I often hear from Sydney home owners that their hot water is not hot enough. Don’t get me wrong, I love a steaming hot shower like the rest of us but legal temperatures are something to take very seriously.  A large part of your family’s safety revolves around hot water within your home. It is critical to identify the potential hot water hazards in your home.

Risks

If the hot water within your home is too hot, you leave your family at risk of scalding. Scalding is serious and the burns associated can cause permanent damage or even permanent disabilities.

Hot water can also cause shock and, in some cases, lead to death.

So hot water temperature control is extremely important.

Did You Know

  • At 60 ºC, it takes one second for hot water to cause third-degree burns.
  • At 55 ºC, it takes 10 seconds for hot water to cause third-degree burns.
  • At 50 ºC, it takes five minutes for hot water to cause third-degree burns.

Remember that the maximum bathing temperature recommended for young children is between 37 ºC and 38 ºC, so cold water still needs to be mixed with water from the hot tap.

How hot can I have my hot water?

Pre-1998 storage hot water heaters were flowing out with hot water temperatures in excess of 70 ºC , which was great for those steamy showers but also extremely dangerous.

In 1998, Australian Plumbing Standards introduced a law that stated the hot water temperature had to be regulated to 50 ºC within the family home. It is illegal not have a tempering valve fitted and it is the plumbers legal obligation to install one when fitting a new hot water heater.

In health care facilities such as childcare, retirement homes, and hospitals, the law asks us to go a little further and install a serviceable valve called a TMV (which stands for Thermostatic Mixing Valve.)
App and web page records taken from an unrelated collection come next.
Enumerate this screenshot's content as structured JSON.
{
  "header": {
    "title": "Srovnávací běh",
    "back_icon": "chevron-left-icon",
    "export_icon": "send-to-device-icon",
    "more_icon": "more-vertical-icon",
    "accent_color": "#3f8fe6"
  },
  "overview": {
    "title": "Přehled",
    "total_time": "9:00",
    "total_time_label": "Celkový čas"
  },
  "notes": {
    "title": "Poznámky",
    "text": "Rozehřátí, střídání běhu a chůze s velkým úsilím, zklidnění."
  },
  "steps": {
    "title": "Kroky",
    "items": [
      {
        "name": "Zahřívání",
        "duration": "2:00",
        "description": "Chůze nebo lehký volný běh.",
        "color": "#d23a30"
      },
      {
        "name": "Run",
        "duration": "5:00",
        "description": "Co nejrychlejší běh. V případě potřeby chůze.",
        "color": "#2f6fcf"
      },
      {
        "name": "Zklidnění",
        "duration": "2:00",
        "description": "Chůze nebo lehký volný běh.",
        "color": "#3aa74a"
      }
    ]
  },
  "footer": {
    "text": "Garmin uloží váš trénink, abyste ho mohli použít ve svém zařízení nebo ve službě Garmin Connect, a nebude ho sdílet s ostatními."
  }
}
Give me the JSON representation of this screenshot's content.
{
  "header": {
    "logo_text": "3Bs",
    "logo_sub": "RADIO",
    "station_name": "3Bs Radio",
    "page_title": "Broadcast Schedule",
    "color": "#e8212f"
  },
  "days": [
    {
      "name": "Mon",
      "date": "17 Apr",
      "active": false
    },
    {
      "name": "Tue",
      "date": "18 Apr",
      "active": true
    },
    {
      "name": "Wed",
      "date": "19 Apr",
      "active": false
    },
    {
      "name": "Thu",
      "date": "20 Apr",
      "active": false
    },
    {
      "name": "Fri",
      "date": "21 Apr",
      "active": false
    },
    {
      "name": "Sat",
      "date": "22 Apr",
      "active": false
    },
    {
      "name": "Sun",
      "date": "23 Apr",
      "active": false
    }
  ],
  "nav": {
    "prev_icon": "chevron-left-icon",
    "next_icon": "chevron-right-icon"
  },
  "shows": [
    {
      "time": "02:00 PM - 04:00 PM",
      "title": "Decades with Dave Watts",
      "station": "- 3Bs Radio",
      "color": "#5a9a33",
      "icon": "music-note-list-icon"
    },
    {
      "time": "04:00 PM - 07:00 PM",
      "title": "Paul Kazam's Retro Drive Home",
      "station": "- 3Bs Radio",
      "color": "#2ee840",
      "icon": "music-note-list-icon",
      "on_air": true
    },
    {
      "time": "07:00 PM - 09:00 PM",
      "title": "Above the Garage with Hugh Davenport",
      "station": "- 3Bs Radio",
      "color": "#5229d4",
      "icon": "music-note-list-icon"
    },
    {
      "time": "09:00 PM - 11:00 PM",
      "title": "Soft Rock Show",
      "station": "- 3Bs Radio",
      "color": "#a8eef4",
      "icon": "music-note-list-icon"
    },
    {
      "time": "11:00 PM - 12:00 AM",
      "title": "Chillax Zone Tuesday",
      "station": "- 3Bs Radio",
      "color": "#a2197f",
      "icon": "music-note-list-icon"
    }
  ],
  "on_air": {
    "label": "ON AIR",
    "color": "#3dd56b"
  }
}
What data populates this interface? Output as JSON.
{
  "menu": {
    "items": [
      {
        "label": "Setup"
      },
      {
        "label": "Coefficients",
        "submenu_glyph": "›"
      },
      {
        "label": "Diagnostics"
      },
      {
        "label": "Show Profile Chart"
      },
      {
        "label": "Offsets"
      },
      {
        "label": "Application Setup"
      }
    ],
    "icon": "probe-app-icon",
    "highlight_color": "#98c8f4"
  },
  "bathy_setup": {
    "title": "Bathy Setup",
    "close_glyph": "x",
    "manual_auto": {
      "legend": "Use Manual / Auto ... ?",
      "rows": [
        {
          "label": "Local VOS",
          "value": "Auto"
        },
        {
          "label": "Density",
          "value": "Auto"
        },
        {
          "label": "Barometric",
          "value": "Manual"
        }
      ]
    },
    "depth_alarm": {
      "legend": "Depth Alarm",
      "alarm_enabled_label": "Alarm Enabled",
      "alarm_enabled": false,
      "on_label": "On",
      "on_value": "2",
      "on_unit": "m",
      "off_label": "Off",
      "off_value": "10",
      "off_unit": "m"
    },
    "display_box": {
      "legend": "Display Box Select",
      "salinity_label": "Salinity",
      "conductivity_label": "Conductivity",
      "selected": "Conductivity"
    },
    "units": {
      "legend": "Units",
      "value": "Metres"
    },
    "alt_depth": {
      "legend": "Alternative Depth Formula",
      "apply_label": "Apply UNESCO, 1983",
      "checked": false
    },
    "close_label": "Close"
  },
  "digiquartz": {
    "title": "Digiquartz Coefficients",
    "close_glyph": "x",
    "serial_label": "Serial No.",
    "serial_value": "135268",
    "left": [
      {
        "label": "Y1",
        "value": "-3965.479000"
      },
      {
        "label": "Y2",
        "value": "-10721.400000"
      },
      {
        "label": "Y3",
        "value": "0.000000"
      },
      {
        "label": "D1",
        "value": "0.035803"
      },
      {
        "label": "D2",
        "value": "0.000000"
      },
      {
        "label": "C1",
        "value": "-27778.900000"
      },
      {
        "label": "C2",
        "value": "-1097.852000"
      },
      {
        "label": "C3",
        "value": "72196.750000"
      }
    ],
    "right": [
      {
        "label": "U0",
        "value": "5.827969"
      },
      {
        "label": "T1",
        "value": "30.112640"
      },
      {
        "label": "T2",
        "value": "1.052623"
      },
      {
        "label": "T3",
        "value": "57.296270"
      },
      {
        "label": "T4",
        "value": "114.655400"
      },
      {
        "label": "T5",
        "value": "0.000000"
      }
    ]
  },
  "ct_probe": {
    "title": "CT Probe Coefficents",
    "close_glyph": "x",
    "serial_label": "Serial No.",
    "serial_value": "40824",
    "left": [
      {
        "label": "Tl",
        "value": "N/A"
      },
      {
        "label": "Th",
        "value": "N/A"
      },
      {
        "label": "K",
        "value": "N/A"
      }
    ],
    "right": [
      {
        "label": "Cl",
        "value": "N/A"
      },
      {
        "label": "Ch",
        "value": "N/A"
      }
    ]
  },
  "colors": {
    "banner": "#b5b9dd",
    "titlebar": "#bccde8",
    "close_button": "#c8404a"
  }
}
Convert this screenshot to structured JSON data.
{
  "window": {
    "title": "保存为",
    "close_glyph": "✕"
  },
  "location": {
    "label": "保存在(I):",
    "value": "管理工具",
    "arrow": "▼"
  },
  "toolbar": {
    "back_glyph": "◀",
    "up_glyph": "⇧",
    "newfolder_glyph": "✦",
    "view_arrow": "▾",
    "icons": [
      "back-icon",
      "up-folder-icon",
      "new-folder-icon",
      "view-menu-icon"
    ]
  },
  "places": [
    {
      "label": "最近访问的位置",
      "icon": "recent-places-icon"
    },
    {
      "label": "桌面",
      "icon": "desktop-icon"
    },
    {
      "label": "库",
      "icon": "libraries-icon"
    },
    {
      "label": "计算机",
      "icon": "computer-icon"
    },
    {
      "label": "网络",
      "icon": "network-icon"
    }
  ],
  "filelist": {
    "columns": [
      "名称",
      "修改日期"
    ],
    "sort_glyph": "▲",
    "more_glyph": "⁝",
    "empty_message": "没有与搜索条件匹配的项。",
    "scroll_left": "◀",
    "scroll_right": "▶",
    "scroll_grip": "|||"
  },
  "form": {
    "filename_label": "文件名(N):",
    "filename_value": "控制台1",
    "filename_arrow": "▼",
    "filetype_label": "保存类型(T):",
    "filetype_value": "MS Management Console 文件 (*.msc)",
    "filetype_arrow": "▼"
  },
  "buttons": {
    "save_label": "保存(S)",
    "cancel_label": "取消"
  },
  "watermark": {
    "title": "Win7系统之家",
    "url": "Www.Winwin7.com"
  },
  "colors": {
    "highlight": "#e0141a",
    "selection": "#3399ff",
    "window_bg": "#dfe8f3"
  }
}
In these facilities, the water cannot not exceed 42.5ºC. These valves are required to be tested once a year by a licensed plumber and Sydney water will required proof of testing, as well as reminding you of your obligation to test the valves.

Things to check for hot water safety

If what you have read above has worried you, don’t be alarmed, there are things you can do to help prevent injury within your home.

Simply purchase a thermometer, or you may already have one in the kitchen, and test your hot water in your bathroom. If the temperature exceeds 50 ºC, action is required.  You will need to contact your local plumber to install a tempering valve for your whole home or just for the hot water within your bathrooms.

Please be mindful that your tempering valve has a lifespan of 5 years, so ask the plumber to date when it was installed on your heater along with the temperature it is set at.

You should test the hot water yearly at the closest point for the correct temperature. If it’s too hot, the tempering valve has failed and requires adjusting. Or, if it’s older than 5 years, it requires to replacement.